Jesus died on Friday afternoon and was hurriedly buried before Sabbath began at sunset that evening. There was not even time to properly rub the body in spices and perfumes to combat the stench of decay.
Jesus was in the grave, in the midst of death, until sometime early on Sunday morning.
What occurred while Jesus was in the grave? His disciples were scattered from fear (except for John who was present at the crucifixion with Mary the mother of Jesus) and apparently did not attempt to reunite until sometime on Sunday. His female followers were preparing to anoint His body when they could get to the grave after Sabbath ended.
What was Jesus doing in the grave? First, the apostles preached that the corruption of death, physical decay, had not degraded His crucified body (Psalm 16:9, 10; Acts 2:26, 27, 31). The apostles knew this from personal experience after seeing His resurrected body. Second, Jesus Himself revealed to the Apostle John in Revelation 1:17, 18 that He had taken “the keys of Hades and Death.” Third, the Apostle Paul understood that Jesus “led captivity captive, and gave gifts to men” after He had “descended into the lower parts of the earth” (Ephesians 4:7-10). Fourth, the Apostle Peter understood that Jesus preached while in the grave to those who died prior to the great flood (1 Peter 3:18-22).
The other thing to observe is that Jesus was not active on earth while it was Sabbath. There is a sense in which we can say that Jesus was “resting,” awaiting the dawn of a new era for all creation.
While we know what the disciples and women were doing on Holy Saturday, and we know what Jesus was doing, the question remains for us, what are we doing on Holy Saturday?
For many Christian families, it is a day to prepare for Easter Sunday. As a child, Easter weekend was when we got new shoes, a new shirt, a new suit, a new dress. I remember my parents buttoning a new white shirt around my scrawny neck, and accidentally pinching my throat as they buttoned it. I remember my Dad’s frustrated efforts at tying a bow tie to the new suit and can still hear, “Douglas, be still!” Other than the Easter candy, I can’t say I really relished the idea of Easter until I got older.
But I also remember when I was eight years old on Easter Sunday at the South Norfolk, Virginia Pentecostal Holiness Church, 1608 East Liberty Street, that I stood at the altar with others and officially “joined the church.” It was a solemn moment as my Dad, the caring pastor who had sufficiently recovered from the trauma of the earlier bow-tie disaster, shared the meaning of the death and resurrection of Jesus and asked us if we understood and if we believed in the gospel.

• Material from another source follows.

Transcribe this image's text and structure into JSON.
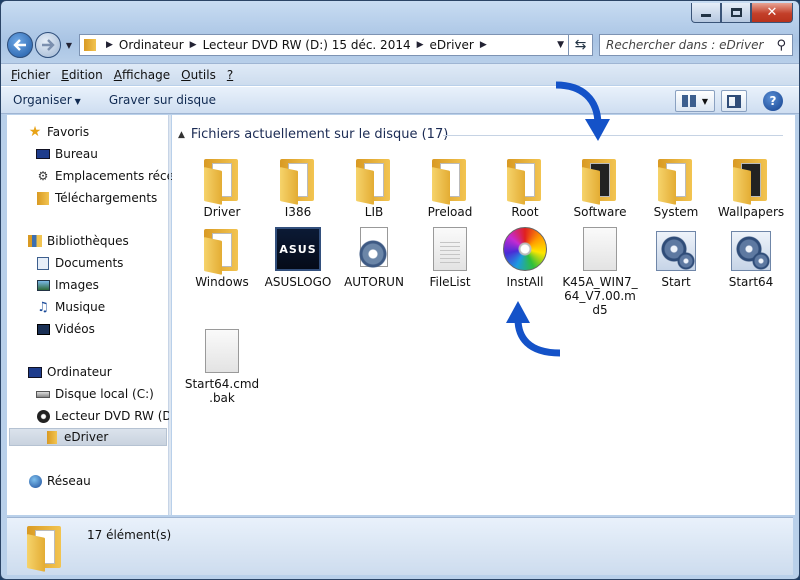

I remember saying, “Yes, sir,” and embarking on a lifelong journey of discovering the unending implications of that Yes.
The experience of an eight-year-old in a typical 1950s Pentecostal Holiness Church was a far cry from the Holy Saturday that Susan and I experienced at St. George’s Church in Istanbul, Turkey, at the offices of the Greek Orthodox Church. Along with IPHC Archivist Dr. Harold Hunter, we experienced fellow Christians chanting (in Greek) the liturgy of Christ’s death and resurrection. At midnight we experienced the joy of watching the Ecumenical Patriarch Bartholomew lead the chorus of priests from behind a dark screen into the church with hundreds of blazing candles announcing that “Christ is risen, He is risen indeed!”
Those two worship services, so dissimilar, yet spiritually so alike, remind me that all generations are important to God. The insight the Holy Spirit, or perhaps Jesus Himself, gave the Apostle Peter about the generations before Noah, is another sign of God’s redeeming love and care. The revelation given to the Apostle Paul in Ephesians 4 means that Jesus, for now over 2000 years, continues to give His gifts to people whom He calls. It means that an eight-year-old with a pinched throat, or a sixty-something man with his wife in Istanbul, can experience the “rest” that Holy Saturday promises.